In case we still think that order of listing the two is a mistake, we can see them again in Acts, when Luke tells us Priscilla and Aquila — again in that order — guided Apollos to a greater understanding of and position in the Church: “He (Apollos) began to speak boldly in the synagogue, but when Priscilla and Aquila heard him, they took him aside and explained to him the way of God more accurately.” (Acts 18:26 ESV) Priscilla, with Aquila, is teaching and leading Apollos in Scripture and faith — an act that would have been anathema to first century Jewish society, and, *sigh*, to much of 21st century Christianity.
In each of these cases, and in the stories of the Virgins, Martyrs and Desert Mothers, we see women filling crucial roles not just in supporting, but in leading, teaching, evangelizing and building up the Body of Christ. To which, some who read this will pull from their back pocket Paul’s seemingly air-tight prohibition against women preaching and leading in the Church, in 1 Timothy 2:11-12: “A woman should learn in quietness and full submission. I do not permit a woman to teach or to assume authority over a man; she must be quiet.”
When read by itself the passage from 1 Timothy 2 seems to obliterate any “biblical” argument for women serving as coequal leaders with men in all aspects of the Church. But, we can’t read that short passage absent Paul’s clear references to Junia, Priscilla and Phoebe (who many scholars believe delivered Paul’s epistle to the Romans). Nor should it be read absent the context and questions of translation and interpretation that surround this and so many other of his passages. For an excellent unpacking of these issues surrounding Paul’s teaching on women in ministry I recommend Gail Wallace’s article for The Junia Project, “Defusing the 1 Timothy 2:12 Bomb.”

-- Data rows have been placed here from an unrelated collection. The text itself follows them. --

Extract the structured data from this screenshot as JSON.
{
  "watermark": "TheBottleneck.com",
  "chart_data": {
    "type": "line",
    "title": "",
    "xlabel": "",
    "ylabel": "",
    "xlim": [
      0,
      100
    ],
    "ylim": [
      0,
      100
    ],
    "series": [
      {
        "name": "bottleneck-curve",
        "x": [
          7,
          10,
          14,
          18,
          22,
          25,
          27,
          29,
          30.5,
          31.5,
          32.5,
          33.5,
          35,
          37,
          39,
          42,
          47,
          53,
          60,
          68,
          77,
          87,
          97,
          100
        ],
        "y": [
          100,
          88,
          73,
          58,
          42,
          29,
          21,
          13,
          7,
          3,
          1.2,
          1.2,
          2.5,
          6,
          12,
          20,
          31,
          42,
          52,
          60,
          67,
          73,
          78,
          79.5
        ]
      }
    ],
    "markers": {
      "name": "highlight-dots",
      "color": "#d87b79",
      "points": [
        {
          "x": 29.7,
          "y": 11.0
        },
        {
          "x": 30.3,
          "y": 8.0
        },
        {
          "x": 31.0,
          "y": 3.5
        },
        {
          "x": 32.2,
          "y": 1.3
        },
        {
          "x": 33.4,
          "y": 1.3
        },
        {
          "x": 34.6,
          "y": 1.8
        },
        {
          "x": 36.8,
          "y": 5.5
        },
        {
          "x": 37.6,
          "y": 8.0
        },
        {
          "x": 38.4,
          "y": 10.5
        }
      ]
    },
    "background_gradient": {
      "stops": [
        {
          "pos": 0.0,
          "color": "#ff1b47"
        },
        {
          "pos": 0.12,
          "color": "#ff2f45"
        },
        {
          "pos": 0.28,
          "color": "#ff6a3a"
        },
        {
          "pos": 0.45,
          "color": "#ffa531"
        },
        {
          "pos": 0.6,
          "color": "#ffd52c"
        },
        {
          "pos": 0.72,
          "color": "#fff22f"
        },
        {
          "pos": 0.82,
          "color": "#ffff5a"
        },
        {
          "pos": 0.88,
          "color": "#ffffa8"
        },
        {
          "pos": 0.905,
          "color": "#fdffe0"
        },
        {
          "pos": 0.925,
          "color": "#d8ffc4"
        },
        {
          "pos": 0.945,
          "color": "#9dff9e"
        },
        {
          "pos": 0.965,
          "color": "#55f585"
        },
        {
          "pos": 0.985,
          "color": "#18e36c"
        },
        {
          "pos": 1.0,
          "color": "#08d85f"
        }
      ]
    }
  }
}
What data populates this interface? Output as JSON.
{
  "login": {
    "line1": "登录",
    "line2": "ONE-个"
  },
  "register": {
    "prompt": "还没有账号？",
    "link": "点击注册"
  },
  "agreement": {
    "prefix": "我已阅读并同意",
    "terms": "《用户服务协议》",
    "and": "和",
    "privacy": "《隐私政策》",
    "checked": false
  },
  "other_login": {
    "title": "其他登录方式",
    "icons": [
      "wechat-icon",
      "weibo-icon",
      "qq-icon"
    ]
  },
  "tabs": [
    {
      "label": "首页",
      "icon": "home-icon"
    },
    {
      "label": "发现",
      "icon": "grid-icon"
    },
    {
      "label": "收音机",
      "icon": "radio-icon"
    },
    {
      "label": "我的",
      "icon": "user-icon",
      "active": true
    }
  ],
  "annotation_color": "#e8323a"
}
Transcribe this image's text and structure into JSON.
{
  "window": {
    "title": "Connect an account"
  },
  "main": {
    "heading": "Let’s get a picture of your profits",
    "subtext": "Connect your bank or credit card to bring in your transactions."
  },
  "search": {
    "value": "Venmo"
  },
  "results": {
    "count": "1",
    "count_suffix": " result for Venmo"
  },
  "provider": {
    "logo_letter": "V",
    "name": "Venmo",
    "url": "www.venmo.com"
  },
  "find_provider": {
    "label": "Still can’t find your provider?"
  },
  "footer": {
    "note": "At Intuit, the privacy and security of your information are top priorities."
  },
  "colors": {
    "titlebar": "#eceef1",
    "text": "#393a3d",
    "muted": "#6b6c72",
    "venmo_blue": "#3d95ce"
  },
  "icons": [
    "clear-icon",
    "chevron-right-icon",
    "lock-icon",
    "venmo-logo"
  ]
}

Of course, arguments continue to rage over this issue, and many who are smarter and far more learned than I can pick apart Paul’s letters to far greater extent than I have space in this article, time in my day or skill in my quiver, yielding equally impressive-sounding conclusions on both sides.
So, if a tie must be broken, what better arbiter than Christ? When it came time to reveal himself in the Resurrection, the Risen Lord did not appear to any of the Gospel authors, or to one of the 11 remaining (male) apostles. He appeared to, He chose, Mary Magdalene, imparting to her the role of first proclaimer of the Resurrection. And, if Christ Himself chose Mary Magdalene to fill that role, to place first in the pulpit of Christian preaching a woman, who am I to argue? Who are we to have withheld that position for so long?
Simply put, we never had that authority — to withhold authority given by God. We are made, and called, together, in the image of God. And, as we grow closer to the Kingdom of God, as we remake this world ever-so-slowly to more closely resemble Christ, I believe we must and will see more of Priscilla and Aquila, of Junia and Andronicus. Side by side, building together, we draw closer to God, who is in us all, male and female.
In closing, I offer a prayer from the Episcopal House of Bishops meeting in March, 2019:
That as we observe and celebrate the gift of women … may we always have the good mind to celebrate the gifts of every woman – created in the image and likeness of our God – to proclaim the Good News to a world in need of a Word from the Lord! May God bless the women who serve our Church in the Laity, in Religious and Monastic Life, in the Diaconate, in the Presbyterate and in the Episcopacy: may they continue to sustain, nourish and empower our world to see one another as God sees us! Amen.